England were destroyed. Sports writing abounds with military metaphors, but this one isn’t entirely hyperbolic. In its review of the series, the cricketer’s bible, Wisden, declared: “Never in the 98 years of test cricket have batsmen been so grievously bruised and battered by ferocious, short-pitched balls.”
Chappell didn’t invent the Australian formula of attacking batting and hostile fast bowling backed up by predatory close catching and a “take no prisoners” attitude, but he took it to a whole new level, while simultaneously getting a larrikin kick from convincing traditionalists the cricketing barbarians were at the gate.
Successive Australian teams have followed the Chappell blueprint, sometimes to their administrators’ discomfort. Consciously or not, captains such as Allan Border and Steve Waugh have modelled themselves on Chappell, even if the Chappell-era term “sledging” (meaning verbal abuse of opponents) has been replaced with the pseudo-scientific “mental disintegration”.
We like to believe that inside every bully there’s a coward, but Chappell was fearlessly confrontational. Little wonder: when he was 10 he was drafted into his father’s Adelaide club side to cover for a no-show and held out against the opposition’s fast bowlers for 45 minutes; rather than pat the boy on the back, his father chided him for backing away from a short one.
When Chappell became a broadcaster and journalist, he didn’t hesitate to denounce his brother Greg, who succeeded him as captain, over the infamous underarm incident, or to criticise the towering figure of Sir Donald Bradman, which amounts to lese-majeste, if not heresy, across the Tasman.
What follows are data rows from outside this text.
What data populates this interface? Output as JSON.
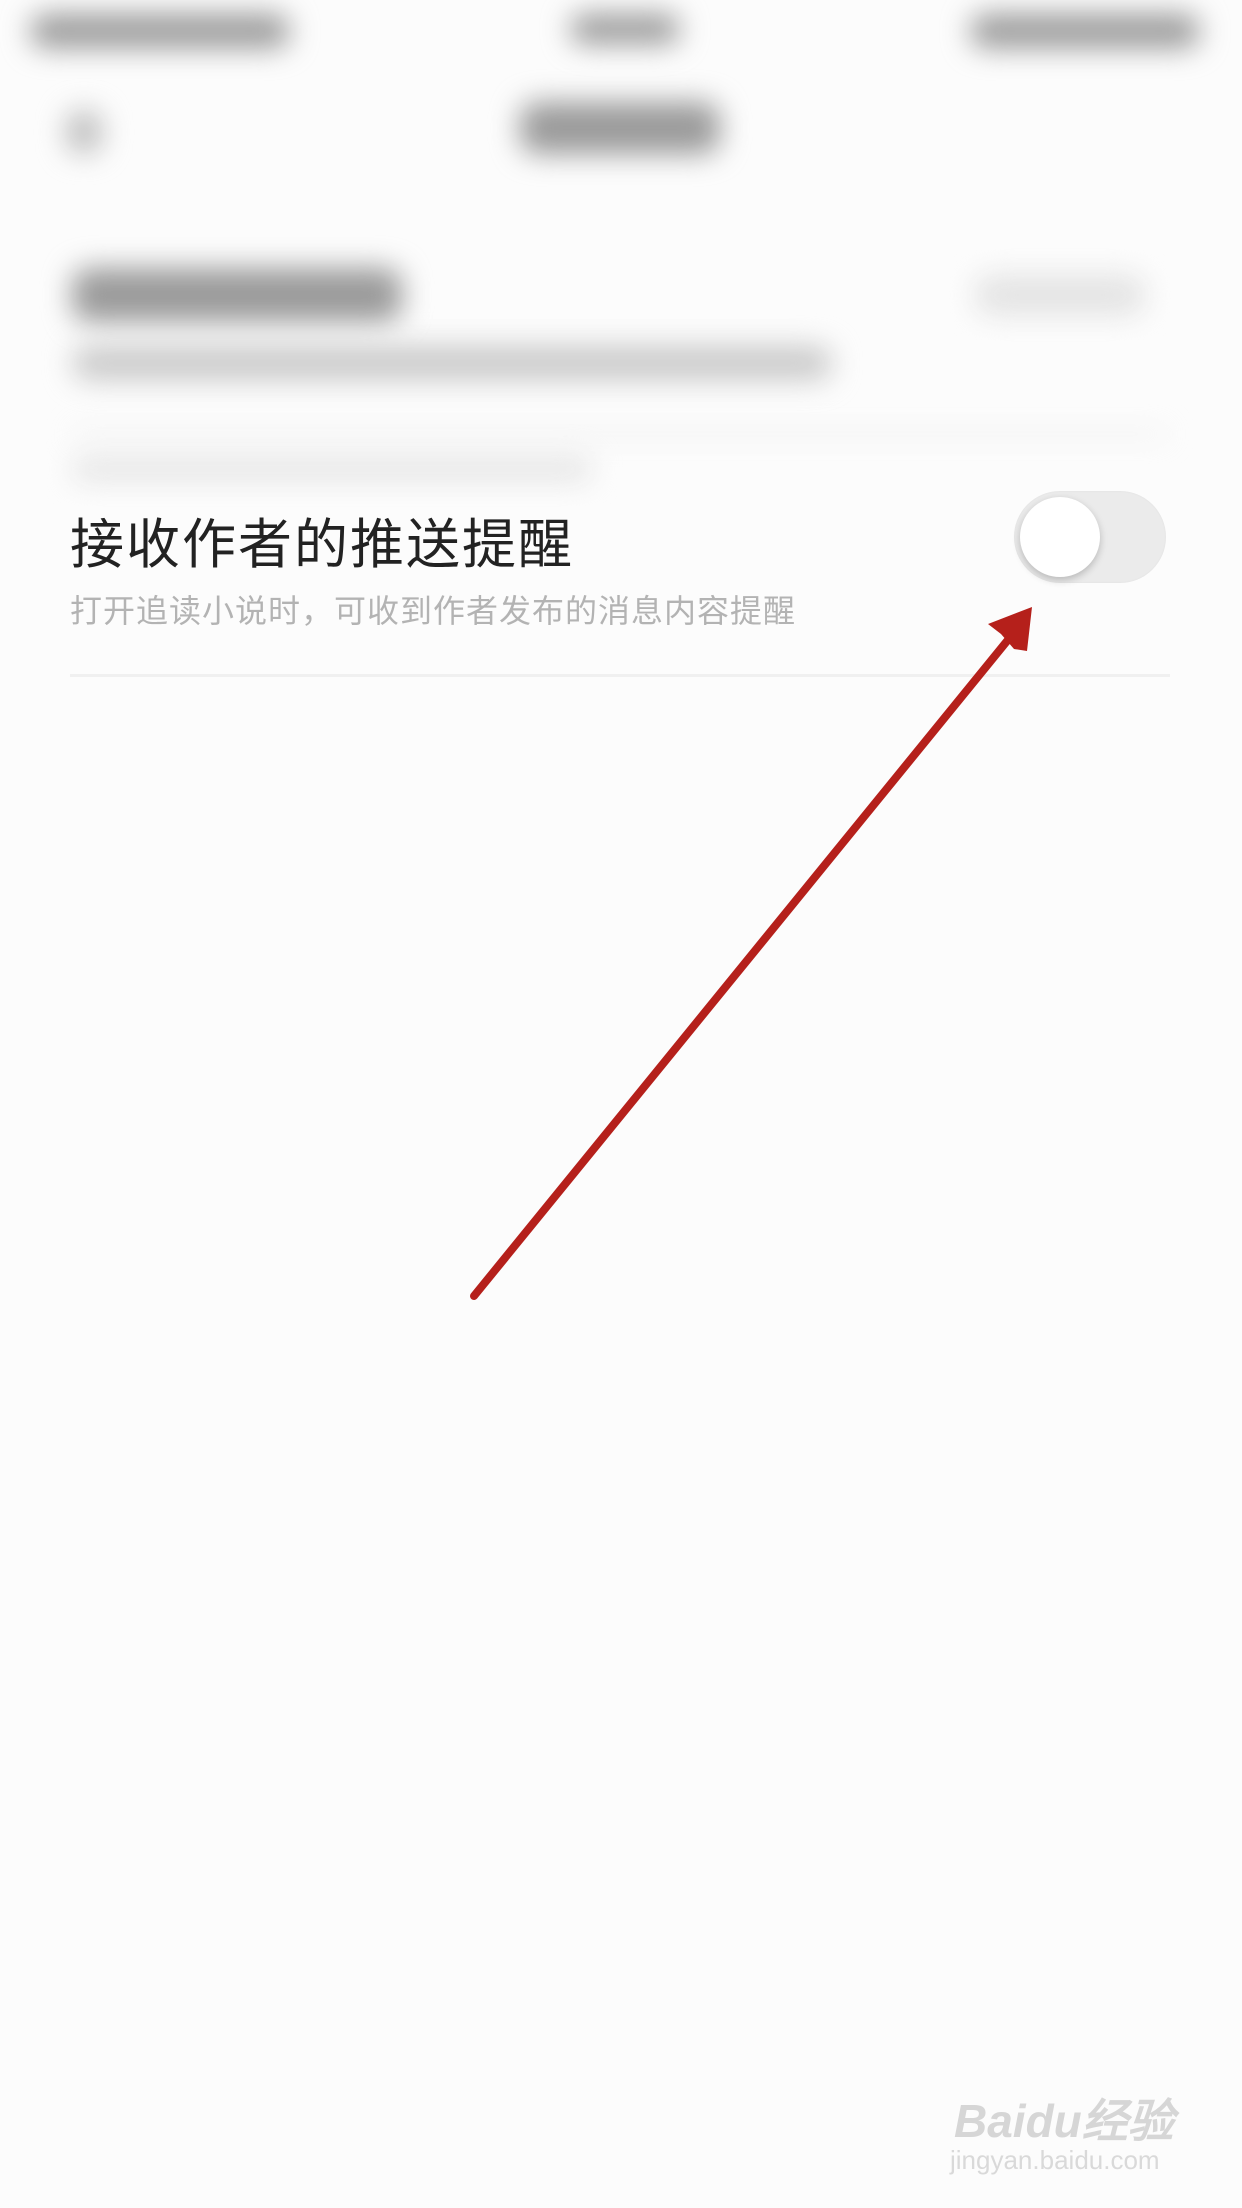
{
  "setting": {
    "title": "接收作者的推送提醒",
    "description": "打开追读小说时，可收到作者发布的消息内容提醒",
    "enabled": false
  },
  "colors": {
    "arrow": "#b5201b",
    "toggle_off_track": "#ebebeb",
    "title_text": "#222222",
    "description_text": "#b3b3b3"
  },
  "watermark": {
    "brand": "Baidu经验",
    "url": "jingyan.baidu.com"
  }
}
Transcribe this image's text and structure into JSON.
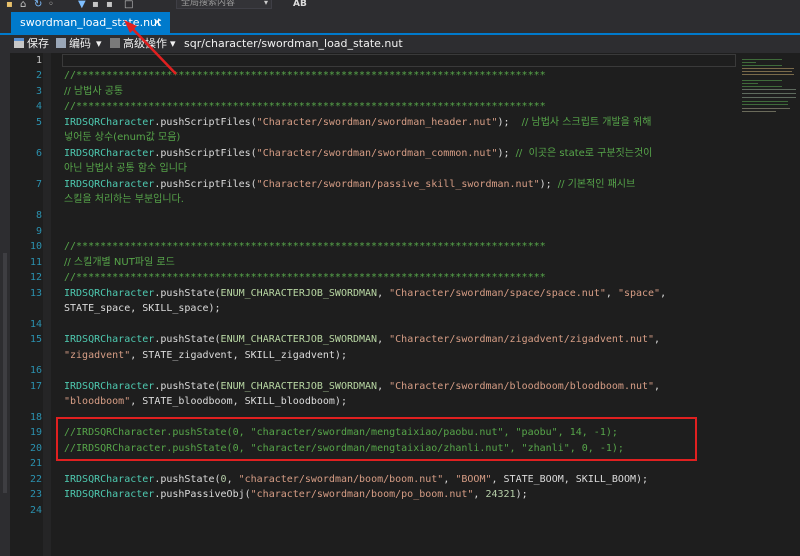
{
  "toolbar": {
    "search_placeholder": "全局搜索内容",
    "dropdown_glyph": "▾",
    "ab_label": "AB"
  },
  "tab": {
    "title": "swordman_load_state.nut",
    "close_glyph": "✕"
  },
  "editor_toolbar": {
    "save_label": "保存",
    "edit_label": "编码",
    "advanced_label": "高级操作",
    "path": "sqr/character/swordman_load_state.nut",
    "dropdown_glyph": "▾"
  },
  "code": {
    "line_numbers": [
      "1",
      "2",
      "3",
      "4",
      "5",
      "6",
      "7",
      "8",
      "9",
      "10",
      "11",
      "12",
      "13",
      "14",
      "15",
      "16",
      "17",
      "18",
      "19",
      "20",
      "21",
      "22",
      "23",
      "24"
    ],
    "lines": {
      "l2": "//******************************************************************************",
      "l3": "// 남법사 공통",
      "l4": "//******************************************************************************",
      "l5a_obj": "IRDSQRCharacter",
      "l5a_fn": ".pushScriptFiles(",
      "l5a_str": "\"Character/swordman/swordman_header.nut\"",
      "l5a_end": ");  ",
      "l5a_cmt": "// 남법사 스크립트 개발을 위해",
      "l5b_cmt": "넣어둔 상수(enum값 모음)",
      "l6a_obj": "IRDSQRCharacter",
      "l6a_fn": ".pushScriptFiles(",
      "l6a_str": "\"Character/swordman/swordman_common.nut\"",
      "l6a_end": "); ",
      "l6a_cmt": "//  이곳은 state로 구분짓는것이",
      "l6b_cmt": "아닌 남법사 공통 함수 입니다",
      "l7a_obj": "IRDSQRCharacter",
      "l7a_fn": ".pushScriptFiles(",
      "l7a_str": "\"Character/swordman/passive_skill_swordman.nut\"",
      "l7a_end": "); ",
      "l7a_cmt": "// 기본적인 패시브",
      "l7b_cmt": "스킬을 처리하는 부분입니다.",
      "l10": "//******************************************************************************",
      "l11": "// 스킬개별 NUT파일 로드",
      "l12": "//******************************************************************************",
      "l13a_obj": "IRDSQRCharacter",
      "l13a_fn": ".pushState(",
      "l13a_enum": "ENUM_CHARACTERJOB_SWORDMAN",
      "l13a_sep": ", ",
      "l13a_str1": "\"Character/swordman/space/space.nut\"",
      "l13a_sep2": ", ",
      "l13a_str2": "\"space\"",
      "l13a_end": ",",
      "l13b": "STATE_space, SKILL_space);",
      "l15a_obj": "IRDSQRCharacter",
      "l15a_fn": ".pushState(",
      "l15a_enum": "ENUM_CHARACTERJOB_SWORDMAN",
      "l15a_sep": ", ",
      "l15a_str1": "\"Character/swordman/zigadvent/zigadvent.nut\"",
      "l15a_end": ",",
      "l15b_str": "\"zigadvent\"",
      "l15b_rest": ", STATE_zigadvent, SKILL_zigadvent);",
      "l17a_obj": "IRDSQRCharacter",
      "l17a_fn": ".pushState(",
      "l17a_enum": "ENUM_CHARACTERJOB_SWORDMAN",
      "l17a_sep": ", ",
      "l17a_str1": "\"Character/swordman/bloodboom/bloodboom.nut\"",
      "l17a_end": ",",
      "l17b_str": "\"bloodboom\"",
      "l17b_rest": ", STATE_bloodboom, SKILL_bloodboom);",
      "l19": "//IRDSQRCharacter.pushState(0, \"character/swordman/mengtaixiao/paobu.nut\", \"paobu\", 14, -1);",
      "l20": "//IRDSQRCharacter.pushState(0, \"character/swordman/mengtaixiao/zhanli.nut\", \"zhanli\", 0, -1);",
      "l22_obj": "IRDSQRCharacter",
      "l22_fn": ".pushState(",
      "l22_num": "0",
      "l22_sep": ", ",
      "l22_str1": "\"character/swordman/boom/boom.nut\"",
      "l22_sep2": ", ",
      "l22_str2": "\"BOOM\"",
      "l22_rest": ", STATE_BOOM, SKILL_BOOM);",
      "l23_obj": "IRDSQRCharacter",
      "l23_fn": ".pushPassiveObj(",
      "l23_str": "\"character/swordman/boom/po_boom.nut\"",
      "l23_sep": ", ",
      "l23_num": "24321",
      "l23_end": ");"
    }
  },
  "colors": {
    "accent": "#007acc",
    "comment": "#57a64a",
    "string": "#d69d85",
    "type": "#4ec9b0",
    "highlight_box": "#e02020"
  }
}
Latterly he has been an outspoken critic of his Government’s treatment of asylum seekers.
These days Chappell is part of the Channel 9 commentary team. (For some reason gifted mimic Billy Birmingham of 12th Man fame cannot nail his voice and delivery.)
Although the Australian team now taking on the Black Caps pale in comparison with the juggernaut Chappell unleashed, they will strive to live up to the legacy. The baggy green cap means as much to Australians as the black jersey does to Kiwis.
But Chappell’s influence may extend to the Black Caps. New Zealand coach John Wright is a friend and admirer, and he acknowledged Chappell as an invaluable source of advice when Wright was coach of India. And by Chappell’s own admission, the day he retired he ceased to give a damn about the outcome of cricket matches.